**EXTRACTED MATERIAL**.
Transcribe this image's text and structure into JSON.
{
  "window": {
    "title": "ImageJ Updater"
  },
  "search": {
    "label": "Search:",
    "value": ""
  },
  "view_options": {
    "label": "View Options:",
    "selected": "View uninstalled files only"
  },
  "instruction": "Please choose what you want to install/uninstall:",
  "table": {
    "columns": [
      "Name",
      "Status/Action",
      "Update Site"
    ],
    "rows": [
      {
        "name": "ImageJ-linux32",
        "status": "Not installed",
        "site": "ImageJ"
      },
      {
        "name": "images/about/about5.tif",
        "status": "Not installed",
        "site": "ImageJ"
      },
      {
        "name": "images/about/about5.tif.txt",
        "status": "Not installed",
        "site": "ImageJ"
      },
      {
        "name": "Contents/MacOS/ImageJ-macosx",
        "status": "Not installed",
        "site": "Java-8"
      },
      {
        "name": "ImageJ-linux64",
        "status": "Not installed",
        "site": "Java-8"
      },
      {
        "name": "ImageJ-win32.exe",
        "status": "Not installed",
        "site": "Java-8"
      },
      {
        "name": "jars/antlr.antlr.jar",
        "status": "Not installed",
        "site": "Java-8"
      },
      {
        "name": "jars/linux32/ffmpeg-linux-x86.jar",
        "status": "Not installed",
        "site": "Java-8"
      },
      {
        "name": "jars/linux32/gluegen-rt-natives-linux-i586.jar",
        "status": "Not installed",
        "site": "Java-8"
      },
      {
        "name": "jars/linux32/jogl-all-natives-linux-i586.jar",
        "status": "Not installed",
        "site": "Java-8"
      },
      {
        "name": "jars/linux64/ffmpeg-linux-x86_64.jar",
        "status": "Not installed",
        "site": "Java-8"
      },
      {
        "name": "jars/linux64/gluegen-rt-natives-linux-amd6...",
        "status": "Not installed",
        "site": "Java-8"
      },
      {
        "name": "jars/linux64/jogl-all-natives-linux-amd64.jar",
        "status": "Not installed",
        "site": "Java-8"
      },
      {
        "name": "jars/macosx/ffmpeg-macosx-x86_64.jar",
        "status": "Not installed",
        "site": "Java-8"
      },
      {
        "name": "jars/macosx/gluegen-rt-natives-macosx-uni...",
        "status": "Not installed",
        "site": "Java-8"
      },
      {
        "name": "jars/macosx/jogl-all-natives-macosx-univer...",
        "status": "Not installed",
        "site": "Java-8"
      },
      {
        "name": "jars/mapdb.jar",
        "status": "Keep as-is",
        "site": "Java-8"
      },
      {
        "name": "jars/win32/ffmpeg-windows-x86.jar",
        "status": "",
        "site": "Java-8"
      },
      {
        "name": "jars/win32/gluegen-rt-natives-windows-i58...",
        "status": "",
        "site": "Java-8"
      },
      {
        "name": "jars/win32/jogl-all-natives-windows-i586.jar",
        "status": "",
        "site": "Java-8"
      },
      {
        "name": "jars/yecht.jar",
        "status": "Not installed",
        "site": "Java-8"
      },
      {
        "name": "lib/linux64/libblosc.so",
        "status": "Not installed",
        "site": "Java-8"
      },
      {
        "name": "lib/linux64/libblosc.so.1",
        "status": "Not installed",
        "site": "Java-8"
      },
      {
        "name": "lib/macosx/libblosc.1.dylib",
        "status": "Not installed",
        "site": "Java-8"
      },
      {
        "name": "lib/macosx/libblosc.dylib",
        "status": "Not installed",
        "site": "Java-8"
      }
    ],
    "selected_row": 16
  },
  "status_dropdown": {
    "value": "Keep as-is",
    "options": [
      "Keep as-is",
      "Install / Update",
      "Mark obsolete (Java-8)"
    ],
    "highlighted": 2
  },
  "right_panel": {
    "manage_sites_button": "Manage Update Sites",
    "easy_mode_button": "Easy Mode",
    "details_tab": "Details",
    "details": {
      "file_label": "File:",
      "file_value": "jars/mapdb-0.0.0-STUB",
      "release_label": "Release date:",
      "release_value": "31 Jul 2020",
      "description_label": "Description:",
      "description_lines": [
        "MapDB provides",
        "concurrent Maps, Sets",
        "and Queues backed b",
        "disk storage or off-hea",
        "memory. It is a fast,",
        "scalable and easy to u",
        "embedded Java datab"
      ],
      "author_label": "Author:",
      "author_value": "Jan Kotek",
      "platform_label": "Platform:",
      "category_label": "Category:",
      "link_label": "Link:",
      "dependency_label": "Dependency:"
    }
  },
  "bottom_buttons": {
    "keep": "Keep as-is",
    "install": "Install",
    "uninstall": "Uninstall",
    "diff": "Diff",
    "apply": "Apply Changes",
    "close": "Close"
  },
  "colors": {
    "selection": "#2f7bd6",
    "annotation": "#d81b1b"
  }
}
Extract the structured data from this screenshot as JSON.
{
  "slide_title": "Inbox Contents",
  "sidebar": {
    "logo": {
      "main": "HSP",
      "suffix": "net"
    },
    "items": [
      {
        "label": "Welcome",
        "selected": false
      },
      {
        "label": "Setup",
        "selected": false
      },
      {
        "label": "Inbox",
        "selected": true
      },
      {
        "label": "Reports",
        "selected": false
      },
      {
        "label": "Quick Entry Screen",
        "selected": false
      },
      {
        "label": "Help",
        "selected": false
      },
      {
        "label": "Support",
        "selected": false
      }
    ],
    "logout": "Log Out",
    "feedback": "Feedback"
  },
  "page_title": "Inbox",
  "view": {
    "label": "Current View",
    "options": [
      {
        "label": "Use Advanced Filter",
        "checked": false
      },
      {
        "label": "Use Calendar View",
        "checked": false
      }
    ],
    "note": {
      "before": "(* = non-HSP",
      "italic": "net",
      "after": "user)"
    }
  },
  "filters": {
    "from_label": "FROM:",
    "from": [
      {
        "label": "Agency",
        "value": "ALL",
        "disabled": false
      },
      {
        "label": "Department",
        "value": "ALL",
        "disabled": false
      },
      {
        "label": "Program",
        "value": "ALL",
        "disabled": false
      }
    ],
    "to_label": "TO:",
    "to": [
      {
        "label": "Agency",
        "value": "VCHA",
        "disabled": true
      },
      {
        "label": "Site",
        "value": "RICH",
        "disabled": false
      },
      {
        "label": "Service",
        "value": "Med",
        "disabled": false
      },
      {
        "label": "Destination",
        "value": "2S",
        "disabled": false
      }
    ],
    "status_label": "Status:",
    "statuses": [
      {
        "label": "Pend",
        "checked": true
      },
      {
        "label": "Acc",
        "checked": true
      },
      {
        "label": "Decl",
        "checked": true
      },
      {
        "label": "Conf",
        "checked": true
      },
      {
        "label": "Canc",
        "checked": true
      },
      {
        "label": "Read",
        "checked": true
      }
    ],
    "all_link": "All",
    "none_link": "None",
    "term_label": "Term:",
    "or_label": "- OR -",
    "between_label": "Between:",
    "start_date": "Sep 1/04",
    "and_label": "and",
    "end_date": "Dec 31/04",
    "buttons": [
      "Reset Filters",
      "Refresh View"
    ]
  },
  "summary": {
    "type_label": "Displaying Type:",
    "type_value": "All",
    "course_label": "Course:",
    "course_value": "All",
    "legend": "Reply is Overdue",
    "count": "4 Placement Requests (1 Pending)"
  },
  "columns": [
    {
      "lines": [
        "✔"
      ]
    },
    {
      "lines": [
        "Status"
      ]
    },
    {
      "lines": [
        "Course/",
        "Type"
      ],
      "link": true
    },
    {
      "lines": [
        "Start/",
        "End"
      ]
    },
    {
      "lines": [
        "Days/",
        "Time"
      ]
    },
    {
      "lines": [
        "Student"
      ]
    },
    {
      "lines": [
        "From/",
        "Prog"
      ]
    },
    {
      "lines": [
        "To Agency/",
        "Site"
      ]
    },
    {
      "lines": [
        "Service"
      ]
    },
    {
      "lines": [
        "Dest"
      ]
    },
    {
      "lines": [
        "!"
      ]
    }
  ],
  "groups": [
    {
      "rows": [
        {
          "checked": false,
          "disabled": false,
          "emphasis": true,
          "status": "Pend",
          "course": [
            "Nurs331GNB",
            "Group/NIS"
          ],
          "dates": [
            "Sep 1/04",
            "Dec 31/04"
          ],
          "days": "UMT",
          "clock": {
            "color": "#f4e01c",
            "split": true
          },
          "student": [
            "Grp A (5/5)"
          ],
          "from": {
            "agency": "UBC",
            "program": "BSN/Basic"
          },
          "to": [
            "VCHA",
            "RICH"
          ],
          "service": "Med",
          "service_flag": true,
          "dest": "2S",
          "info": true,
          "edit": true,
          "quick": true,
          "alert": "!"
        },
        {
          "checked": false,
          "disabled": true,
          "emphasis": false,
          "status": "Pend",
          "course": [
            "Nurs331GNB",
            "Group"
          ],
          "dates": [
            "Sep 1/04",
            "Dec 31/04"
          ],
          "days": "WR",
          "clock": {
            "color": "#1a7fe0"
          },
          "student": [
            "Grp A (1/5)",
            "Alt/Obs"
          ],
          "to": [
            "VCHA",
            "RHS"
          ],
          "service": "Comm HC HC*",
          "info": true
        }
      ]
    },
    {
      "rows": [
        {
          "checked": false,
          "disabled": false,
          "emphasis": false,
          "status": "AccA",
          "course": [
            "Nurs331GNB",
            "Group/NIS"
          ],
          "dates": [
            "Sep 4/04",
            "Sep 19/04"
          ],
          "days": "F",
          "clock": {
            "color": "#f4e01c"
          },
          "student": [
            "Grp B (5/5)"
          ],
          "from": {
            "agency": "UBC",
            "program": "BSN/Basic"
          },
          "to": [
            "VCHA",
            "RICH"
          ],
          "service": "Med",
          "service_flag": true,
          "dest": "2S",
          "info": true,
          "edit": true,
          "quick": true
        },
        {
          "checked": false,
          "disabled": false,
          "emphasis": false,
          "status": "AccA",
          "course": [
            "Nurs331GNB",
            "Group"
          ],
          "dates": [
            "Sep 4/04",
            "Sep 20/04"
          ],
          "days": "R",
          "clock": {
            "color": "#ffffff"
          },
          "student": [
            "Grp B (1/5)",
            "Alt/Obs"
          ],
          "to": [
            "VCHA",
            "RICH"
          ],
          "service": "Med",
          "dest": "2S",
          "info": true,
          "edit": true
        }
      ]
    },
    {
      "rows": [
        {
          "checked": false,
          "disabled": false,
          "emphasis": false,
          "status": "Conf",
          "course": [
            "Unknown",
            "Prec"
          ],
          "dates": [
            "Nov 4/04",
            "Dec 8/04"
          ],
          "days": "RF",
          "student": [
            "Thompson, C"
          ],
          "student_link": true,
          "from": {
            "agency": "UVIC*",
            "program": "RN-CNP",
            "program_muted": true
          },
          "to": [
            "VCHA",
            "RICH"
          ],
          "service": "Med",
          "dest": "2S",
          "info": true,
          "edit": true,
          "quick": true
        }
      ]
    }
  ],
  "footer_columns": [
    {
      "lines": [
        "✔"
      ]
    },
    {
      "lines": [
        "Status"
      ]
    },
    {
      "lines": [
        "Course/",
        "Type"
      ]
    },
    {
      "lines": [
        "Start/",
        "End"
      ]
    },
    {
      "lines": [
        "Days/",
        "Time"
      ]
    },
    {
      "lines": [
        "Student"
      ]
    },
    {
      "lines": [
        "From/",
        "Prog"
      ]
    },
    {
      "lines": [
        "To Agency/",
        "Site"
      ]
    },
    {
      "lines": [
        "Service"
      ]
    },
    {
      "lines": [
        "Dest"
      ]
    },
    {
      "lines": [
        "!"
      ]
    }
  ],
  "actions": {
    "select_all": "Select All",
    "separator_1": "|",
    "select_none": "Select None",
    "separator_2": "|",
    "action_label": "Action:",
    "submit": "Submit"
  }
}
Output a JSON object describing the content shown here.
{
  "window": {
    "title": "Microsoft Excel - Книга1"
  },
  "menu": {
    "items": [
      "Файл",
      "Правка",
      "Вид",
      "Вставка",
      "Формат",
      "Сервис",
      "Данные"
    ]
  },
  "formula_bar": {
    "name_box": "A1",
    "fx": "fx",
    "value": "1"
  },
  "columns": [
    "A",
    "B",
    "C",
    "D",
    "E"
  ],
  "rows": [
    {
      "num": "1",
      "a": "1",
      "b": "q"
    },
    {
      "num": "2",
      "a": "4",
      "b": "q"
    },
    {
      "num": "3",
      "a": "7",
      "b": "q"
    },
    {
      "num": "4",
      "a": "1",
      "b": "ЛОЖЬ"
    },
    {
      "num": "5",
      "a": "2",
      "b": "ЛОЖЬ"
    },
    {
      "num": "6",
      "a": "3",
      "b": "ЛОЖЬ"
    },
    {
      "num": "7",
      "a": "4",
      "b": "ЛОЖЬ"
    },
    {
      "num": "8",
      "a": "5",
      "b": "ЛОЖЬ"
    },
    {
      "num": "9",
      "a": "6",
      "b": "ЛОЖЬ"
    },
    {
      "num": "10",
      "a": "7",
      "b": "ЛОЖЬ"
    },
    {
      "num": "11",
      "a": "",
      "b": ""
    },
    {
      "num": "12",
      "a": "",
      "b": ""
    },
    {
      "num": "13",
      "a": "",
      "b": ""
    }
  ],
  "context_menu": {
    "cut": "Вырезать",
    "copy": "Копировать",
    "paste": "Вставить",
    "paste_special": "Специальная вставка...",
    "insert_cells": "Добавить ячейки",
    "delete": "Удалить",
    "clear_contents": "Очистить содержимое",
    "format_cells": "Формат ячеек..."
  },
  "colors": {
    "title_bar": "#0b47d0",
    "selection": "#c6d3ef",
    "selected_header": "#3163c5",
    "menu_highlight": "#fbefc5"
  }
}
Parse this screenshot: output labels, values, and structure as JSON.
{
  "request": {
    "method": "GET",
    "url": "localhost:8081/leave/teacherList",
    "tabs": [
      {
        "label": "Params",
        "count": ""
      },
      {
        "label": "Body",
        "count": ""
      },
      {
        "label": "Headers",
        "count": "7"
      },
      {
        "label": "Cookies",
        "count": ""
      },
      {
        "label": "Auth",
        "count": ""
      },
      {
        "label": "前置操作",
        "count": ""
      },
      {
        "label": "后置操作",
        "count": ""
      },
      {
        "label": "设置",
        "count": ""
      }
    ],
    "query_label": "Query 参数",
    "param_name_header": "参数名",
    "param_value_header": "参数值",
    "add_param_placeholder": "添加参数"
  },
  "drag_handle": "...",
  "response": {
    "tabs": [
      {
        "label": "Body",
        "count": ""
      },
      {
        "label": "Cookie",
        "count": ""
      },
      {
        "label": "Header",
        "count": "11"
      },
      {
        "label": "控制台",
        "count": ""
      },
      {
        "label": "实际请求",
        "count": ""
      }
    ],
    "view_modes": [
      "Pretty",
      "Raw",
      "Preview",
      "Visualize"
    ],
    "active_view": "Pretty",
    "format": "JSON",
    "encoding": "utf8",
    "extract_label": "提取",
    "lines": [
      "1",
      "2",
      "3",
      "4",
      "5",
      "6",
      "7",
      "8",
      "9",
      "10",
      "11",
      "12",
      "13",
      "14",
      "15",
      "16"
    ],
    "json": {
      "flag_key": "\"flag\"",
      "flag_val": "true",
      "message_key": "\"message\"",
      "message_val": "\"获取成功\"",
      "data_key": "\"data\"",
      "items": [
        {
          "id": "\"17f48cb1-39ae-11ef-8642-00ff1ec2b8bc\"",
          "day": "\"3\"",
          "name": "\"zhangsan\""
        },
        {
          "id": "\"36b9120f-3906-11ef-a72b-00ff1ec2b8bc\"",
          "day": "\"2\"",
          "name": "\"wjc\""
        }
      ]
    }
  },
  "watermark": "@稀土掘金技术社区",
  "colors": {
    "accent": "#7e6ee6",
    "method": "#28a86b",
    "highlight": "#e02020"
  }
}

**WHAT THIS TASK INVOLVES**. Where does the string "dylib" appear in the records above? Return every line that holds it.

**WORKED SOLUTION**.
        "name": "lib/macosx/libblosc.1.dylib",
        "name": "lib/macosx/libblosc.dylib",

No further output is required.